1. The judgment-debtor is the appellant in this case. It appears that the decree-holders applied for the execution of a decree for costs which they had obtained against the appellant. The decree was passed by the District Judge of Birbhum on 14th July 1934. The decree-holders applied for execution in the Court of the First Munsif at Rampurhat on 14th July 1937. Admittedly, the Court of the First Munsif had no jurisdiction to entertain this application. It was consequently returned by him for presentation to the proper Court on 15th July 1937, and on the same day, it was presented by the decree-holder to the Court of the Second Munsif of Rampurhat. The Court of first instance dismissed the application for execution on the ground that it was barred by limitation. This decision was however reversed by the lower Appellate Court on the ground that the application was not time-barred, having regard to the provisions of Section 14 (2), Limitation Act (Act 9 of 1908). With regard to this point the judgment of the lower Appellate Court contains a finding to the effect that the decree-holders had no mala fide motive in filing their application for execution in the first Court. In view of the reasons given by the learned District Judge in respect of this finding, he seems to have been clearly of the opinion that the application for execution was prosecuted in good faith in a Court, which from defect of jurisdiction was unable to entertain it. In my view this finding of the learned District Judge Amounts to a finding of fact.

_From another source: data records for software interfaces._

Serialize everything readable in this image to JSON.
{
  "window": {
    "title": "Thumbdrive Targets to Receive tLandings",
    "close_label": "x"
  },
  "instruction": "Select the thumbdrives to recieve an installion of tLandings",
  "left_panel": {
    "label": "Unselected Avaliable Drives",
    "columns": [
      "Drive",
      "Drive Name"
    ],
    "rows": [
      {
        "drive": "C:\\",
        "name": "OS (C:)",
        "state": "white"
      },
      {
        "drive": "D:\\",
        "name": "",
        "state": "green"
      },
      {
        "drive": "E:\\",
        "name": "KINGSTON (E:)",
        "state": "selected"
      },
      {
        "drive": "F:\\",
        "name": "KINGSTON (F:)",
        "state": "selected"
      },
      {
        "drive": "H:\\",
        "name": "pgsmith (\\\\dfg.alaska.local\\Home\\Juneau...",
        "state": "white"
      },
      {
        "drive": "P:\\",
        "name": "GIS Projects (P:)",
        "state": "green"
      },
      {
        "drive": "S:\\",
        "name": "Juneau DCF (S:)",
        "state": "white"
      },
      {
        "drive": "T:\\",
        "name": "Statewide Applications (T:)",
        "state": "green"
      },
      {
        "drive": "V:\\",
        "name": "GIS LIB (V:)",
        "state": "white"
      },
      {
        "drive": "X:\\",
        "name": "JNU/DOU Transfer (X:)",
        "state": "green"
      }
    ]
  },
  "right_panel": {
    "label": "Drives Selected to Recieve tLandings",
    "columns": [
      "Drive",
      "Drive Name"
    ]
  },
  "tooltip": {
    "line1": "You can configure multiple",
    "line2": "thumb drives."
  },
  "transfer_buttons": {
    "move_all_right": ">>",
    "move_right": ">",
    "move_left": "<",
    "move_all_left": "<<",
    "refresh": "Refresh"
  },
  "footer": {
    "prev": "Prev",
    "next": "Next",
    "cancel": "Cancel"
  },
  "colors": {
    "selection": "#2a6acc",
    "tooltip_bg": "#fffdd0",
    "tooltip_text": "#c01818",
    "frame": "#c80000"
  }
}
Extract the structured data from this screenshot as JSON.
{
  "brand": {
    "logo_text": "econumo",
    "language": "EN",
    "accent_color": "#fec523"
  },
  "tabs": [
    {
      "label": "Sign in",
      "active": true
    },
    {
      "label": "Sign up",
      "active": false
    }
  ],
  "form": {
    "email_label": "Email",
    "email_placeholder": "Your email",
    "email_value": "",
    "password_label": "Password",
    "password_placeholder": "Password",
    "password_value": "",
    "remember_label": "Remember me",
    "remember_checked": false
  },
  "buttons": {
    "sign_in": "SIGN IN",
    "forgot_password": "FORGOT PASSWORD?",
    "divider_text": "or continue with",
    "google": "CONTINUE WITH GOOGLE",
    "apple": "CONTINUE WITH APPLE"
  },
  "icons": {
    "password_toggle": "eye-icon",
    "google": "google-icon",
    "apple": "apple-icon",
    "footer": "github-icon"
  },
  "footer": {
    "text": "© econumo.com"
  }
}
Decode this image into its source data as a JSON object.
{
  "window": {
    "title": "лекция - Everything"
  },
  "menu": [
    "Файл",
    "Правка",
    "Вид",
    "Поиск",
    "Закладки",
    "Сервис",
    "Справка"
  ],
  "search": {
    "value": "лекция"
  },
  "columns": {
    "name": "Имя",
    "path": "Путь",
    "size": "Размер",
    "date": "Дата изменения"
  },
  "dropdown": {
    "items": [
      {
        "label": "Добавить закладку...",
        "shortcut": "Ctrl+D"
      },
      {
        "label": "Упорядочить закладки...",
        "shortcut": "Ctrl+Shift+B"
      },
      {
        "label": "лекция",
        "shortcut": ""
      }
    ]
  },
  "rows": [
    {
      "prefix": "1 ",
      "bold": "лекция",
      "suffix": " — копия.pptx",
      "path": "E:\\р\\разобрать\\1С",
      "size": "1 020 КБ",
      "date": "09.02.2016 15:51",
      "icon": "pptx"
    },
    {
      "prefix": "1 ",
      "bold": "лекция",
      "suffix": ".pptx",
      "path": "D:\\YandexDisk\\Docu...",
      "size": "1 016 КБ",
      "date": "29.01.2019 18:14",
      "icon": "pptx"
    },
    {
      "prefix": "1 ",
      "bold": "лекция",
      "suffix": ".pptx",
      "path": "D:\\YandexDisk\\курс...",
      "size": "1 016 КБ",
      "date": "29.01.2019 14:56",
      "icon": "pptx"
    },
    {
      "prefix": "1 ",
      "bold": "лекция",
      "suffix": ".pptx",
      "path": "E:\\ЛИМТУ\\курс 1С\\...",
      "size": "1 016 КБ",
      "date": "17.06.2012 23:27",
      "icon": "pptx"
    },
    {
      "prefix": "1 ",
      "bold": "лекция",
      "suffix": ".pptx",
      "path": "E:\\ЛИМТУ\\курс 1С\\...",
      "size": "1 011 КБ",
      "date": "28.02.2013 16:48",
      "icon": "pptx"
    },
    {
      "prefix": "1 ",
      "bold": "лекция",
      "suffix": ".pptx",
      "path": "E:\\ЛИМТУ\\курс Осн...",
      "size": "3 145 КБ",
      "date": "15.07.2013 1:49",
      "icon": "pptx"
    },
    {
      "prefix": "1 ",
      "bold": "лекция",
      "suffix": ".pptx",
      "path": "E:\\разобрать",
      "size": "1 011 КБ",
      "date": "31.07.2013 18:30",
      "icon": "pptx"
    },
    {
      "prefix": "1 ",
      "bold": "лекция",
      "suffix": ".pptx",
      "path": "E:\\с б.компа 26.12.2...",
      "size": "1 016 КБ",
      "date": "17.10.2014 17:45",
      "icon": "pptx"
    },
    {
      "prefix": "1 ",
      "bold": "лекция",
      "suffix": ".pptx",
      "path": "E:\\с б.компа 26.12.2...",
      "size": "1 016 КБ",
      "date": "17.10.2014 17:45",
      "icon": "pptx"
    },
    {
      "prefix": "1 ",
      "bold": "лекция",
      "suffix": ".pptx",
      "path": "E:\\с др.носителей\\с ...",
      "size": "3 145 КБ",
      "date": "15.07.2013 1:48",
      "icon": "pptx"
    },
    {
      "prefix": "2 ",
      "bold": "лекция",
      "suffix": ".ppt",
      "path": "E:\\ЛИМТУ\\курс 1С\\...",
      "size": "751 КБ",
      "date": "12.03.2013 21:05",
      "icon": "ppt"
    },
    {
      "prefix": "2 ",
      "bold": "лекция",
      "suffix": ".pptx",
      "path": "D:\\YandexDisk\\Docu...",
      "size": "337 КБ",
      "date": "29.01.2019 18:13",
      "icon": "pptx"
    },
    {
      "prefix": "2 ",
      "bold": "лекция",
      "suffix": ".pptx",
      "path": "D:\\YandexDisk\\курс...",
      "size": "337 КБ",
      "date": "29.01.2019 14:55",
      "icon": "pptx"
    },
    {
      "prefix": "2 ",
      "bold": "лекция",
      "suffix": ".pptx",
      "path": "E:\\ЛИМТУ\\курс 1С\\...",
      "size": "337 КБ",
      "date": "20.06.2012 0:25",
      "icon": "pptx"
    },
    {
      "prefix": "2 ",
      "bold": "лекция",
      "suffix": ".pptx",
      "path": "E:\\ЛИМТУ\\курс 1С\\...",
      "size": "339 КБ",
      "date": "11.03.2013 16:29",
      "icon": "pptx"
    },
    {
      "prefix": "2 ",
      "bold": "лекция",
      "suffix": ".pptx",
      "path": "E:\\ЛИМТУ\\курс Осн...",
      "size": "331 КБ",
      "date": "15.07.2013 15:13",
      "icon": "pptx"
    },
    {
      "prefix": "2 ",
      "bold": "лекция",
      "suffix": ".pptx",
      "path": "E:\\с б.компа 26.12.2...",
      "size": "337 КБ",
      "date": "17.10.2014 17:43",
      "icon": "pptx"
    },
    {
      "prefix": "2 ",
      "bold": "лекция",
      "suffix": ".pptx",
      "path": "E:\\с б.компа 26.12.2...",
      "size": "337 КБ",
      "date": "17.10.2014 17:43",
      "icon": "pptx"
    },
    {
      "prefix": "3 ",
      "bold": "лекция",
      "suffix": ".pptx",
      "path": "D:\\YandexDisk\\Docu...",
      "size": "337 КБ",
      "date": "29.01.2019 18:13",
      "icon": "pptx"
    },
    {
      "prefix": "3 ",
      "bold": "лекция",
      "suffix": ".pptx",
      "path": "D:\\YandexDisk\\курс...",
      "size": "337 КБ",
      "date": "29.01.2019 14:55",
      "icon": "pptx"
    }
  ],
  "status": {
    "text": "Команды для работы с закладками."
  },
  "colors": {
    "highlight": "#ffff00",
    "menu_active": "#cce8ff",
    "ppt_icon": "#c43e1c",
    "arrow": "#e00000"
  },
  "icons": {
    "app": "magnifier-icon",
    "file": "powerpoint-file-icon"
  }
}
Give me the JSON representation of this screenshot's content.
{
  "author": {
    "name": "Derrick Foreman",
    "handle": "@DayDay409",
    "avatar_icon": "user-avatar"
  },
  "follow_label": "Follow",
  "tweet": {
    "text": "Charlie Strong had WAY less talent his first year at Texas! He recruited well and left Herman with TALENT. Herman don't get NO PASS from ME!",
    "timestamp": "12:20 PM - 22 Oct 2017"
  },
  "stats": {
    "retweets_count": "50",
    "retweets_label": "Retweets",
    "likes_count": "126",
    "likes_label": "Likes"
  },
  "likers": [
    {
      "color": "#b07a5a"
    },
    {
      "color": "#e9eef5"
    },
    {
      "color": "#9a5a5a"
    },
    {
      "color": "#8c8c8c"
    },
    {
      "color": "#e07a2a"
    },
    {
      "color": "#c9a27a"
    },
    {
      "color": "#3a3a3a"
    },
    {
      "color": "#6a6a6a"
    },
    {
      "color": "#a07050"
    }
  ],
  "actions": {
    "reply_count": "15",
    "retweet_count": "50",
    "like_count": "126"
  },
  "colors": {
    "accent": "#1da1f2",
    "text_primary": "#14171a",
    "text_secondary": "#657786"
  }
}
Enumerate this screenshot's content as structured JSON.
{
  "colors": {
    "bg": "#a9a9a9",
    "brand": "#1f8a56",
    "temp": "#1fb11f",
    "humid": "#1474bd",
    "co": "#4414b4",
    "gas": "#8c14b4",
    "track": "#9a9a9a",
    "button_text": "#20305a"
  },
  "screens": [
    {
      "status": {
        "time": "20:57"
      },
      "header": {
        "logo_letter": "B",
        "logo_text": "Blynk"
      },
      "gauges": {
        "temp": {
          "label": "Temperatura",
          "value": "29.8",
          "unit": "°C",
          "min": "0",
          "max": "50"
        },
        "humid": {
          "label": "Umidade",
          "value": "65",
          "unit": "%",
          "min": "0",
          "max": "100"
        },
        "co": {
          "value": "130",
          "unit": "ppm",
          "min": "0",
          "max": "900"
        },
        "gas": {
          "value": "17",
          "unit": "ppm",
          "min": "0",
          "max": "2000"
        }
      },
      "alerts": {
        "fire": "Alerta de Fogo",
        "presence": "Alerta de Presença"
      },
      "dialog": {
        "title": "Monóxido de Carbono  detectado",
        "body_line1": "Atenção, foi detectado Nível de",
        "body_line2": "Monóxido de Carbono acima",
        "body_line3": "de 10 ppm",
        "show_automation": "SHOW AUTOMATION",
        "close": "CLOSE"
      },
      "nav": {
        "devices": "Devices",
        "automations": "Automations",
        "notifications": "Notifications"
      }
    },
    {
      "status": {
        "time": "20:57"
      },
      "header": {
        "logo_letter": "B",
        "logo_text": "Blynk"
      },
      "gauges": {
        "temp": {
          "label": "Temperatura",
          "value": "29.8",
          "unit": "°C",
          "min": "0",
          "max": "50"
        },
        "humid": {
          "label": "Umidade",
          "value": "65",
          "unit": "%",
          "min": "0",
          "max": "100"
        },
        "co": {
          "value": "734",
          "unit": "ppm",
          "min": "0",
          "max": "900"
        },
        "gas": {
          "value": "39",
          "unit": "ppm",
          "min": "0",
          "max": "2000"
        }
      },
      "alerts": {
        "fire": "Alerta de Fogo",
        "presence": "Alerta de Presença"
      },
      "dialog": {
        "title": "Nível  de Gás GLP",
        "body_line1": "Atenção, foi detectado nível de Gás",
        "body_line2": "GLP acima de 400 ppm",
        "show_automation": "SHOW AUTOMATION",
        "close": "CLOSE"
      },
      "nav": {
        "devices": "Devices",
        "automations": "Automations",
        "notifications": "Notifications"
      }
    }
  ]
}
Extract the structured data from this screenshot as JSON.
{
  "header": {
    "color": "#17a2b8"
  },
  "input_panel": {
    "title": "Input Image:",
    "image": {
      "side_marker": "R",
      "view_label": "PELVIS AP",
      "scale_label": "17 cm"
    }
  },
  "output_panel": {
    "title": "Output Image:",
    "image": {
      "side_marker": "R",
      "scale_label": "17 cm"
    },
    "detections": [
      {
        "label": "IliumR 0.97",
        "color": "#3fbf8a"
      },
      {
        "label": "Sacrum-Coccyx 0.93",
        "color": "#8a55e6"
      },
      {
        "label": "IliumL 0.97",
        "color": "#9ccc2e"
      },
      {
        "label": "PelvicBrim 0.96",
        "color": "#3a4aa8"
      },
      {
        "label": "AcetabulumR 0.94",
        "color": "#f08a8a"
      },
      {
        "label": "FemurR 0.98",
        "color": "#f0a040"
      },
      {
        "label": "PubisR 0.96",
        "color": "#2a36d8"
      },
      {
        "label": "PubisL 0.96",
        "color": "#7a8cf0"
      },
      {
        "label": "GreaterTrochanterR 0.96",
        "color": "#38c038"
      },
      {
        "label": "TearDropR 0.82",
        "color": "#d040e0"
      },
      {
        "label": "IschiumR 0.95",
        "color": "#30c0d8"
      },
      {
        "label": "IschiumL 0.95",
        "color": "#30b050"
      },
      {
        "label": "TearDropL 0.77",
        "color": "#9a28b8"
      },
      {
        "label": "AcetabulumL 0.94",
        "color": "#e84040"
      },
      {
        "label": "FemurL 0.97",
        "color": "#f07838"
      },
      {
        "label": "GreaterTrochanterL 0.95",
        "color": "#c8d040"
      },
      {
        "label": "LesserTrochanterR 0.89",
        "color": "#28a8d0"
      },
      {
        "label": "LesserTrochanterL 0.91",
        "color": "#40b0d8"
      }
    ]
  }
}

2. It is however urged by the learned advocate for the appellant in this case that the decision of the lower Appellate Court is wrong because the First Munsif had no jurisdiction to return the application for execution which had been filed by the decree-holders. He contends that there is no direct provision in Order 21, Civil P.C., which authorises a Court to return an application for execution. As pointed out however by the learned District Judge, there is no Section of the Code forbidding a Court to return an application for execution if it has been filed in a wrong Court and, in my view, if such an application is filed before a Court which has no jurisdiction to receive it, such Court, in circumstances such as those which arise in the present case, would be fully competent to return the application in exercise of its inherent power under Section 151, Civil P.C. In view of what is stated above, I consider that the decision of the lower Appellate Court is correct. It is therefore affirmed, and this appeal is dismissed with costs, the hearing fee being assessed at one gold mohur.